By Scott Gibson
The Center for Efficient Exascale Discretizations (CEED) recently released version 4.1 of its MFEM finite element library, which introduces features important for the nation’s first exascale supercomputers.
MFEM (modular finite element methods) is open-source scientific software that is used in computer modeling and simulation of nuclear reactors; subsurface flow for oil exploration; the strength of buildings, bridges, and engineering parts; additive manufacturing; electromagnetic devices like antennas, tokamaks, and MRI machines; climate phenomena; and the human body (the heart, for example). MFEM can be placed in a variety of codes to make their simulations more accurate and more performant on large-scale high-performance computing (HPC) systems.
To simulate physical phenomena, researchers take something in the real world and discretize it, meaning they split it into smaller components, or finite elements, that computers can model more efficiently. CEED, one of six co-design centers within the US Department of Energy’s (DOE’s) Exascale Computing Project (ECP), is developing the next-generation discretization software and algorithms that will enable a wide range of finite element applications to run efficiently on future hardware. Efficiency is measured by the accuracy achieved per unit of computational time.
Tzanio Kolev, principal investigator of CEED and project leader of MFEM, describes MFEM’s new features in the latest episode of ECP’s Let’s Talk Exascale podcast.
The conversation covers the value that MFEM brings to a variety of codes, the broadening of support to next-generation GPUs and to libCEED: the CEED operator evaluation library, improvements to the meshing and discretization algorithms, the addition of 18 new examples of mini-apps, and integrations with many other ECP software packages.
Gibson: Please provide us with a little background about MFEM and then describe the new features that are in version 4.1.
Kolev: As a co-design center, CEED aims to help many applications, and one way we do that is by providing software in the form of libraries that are easy to use, easy to incorporate in applications, and provide really optimized algorithms for high-order methods on general unstructured grids.

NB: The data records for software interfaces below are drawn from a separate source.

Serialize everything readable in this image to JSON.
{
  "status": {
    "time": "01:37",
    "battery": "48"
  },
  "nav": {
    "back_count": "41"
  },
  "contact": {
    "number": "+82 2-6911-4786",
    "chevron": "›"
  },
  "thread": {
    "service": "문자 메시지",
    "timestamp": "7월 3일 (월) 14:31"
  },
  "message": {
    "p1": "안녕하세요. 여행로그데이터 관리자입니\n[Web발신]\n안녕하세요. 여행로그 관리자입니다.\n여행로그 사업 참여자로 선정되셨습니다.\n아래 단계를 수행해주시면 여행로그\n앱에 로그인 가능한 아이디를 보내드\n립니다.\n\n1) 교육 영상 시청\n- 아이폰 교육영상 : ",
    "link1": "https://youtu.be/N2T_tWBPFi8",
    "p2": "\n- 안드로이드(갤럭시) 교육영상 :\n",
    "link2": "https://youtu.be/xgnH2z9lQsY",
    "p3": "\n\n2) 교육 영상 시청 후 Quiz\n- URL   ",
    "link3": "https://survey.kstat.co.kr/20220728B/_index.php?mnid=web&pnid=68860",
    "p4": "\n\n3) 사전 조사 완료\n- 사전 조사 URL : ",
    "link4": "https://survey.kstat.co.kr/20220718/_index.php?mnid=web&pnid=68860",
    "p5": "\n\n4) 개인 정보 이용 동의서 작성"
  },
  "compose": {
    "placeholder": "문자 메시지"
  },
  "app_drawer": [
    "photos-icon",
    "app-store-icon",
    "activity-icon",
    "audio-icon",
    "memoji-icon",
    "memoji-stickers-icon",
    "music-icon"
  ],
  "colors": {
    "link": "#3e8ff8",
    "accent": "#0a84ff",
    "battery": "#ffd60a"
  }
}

And one of CEED’s major software products is MFEM, which is this open-source finite element library that we’ve been developing for quite a few years now.
One way to think about MFEM is like a very powerful and very tuned car engine, but it’s for computations. You can take this tuned and optimized engine and put it in a variety of codes to make simulations more accurate and more performant on large-scale HPC systems. Periodically, we have releases of MFEM, and 4.1 came up in March of 2020. It was a major development for the MFEM community and introduced a number of important new features. I will describe them briefly.
The first set of features has to do with support for GPUs. GPUs will power the exascale machines that we will get in this country, and, also, they’re prevalent already on large-scale HPC systems. But porting existing codes to GPUs has proven challenging, and MFEM, with its previous release, 4.0, was one of the first general-purpose finite element libraries that made GPU acceleration easy to use and available to large-scale simulation codes. In 4.1 we extended the GPU support in MFEM to AMD GPUs; these are the GPUs, for example, the next generation, that will power Frontier at Oak Ridge National Laboratory. We provided additional tools for GPU debugging, faster multi-GPU communication, improved memory management, more-performant kernels in the finite element and linear algebra modules of the libraries. And in many of the MFEM examples, we added the option for GPU acceleration to illustrate how to use that in applications.
Another of the major developments in MFEM 4.1 was the support for libCEED. libCEED is a library that we’re developing in the CEED project that is focused on just the operator evaluation of finite element operators. But the goal there is to provide very performant and very efficient, highly optimized kernels for operator evaluation that can run from the same code base on different architectures and CPUs, different brands of GPUs, and for different orders and for different applications.
So in MFEM 4.1, we took all this work that has been done in the libCEED project and made it easy to use and really available to application users at a very high level of abstraction and very user-friendly way.
There were a lot of other improvements in the meshing and discretization algorithms of MFEM, partial assembly, matrix discretization, nonconforming adaptive mesh confinement, support for complex valence systems, and many more. We added 18 new examples in miniapps, integrations with a lot of ECP packages: libCEED, Umpire, Ginkgo, ParaView, GSLIB, HIOP. And as of 4.1, we switched our license to a more permissive BSD open-source license.
Gibson: Thank you for being on the podcast.
Kolev: Thank you, Scott.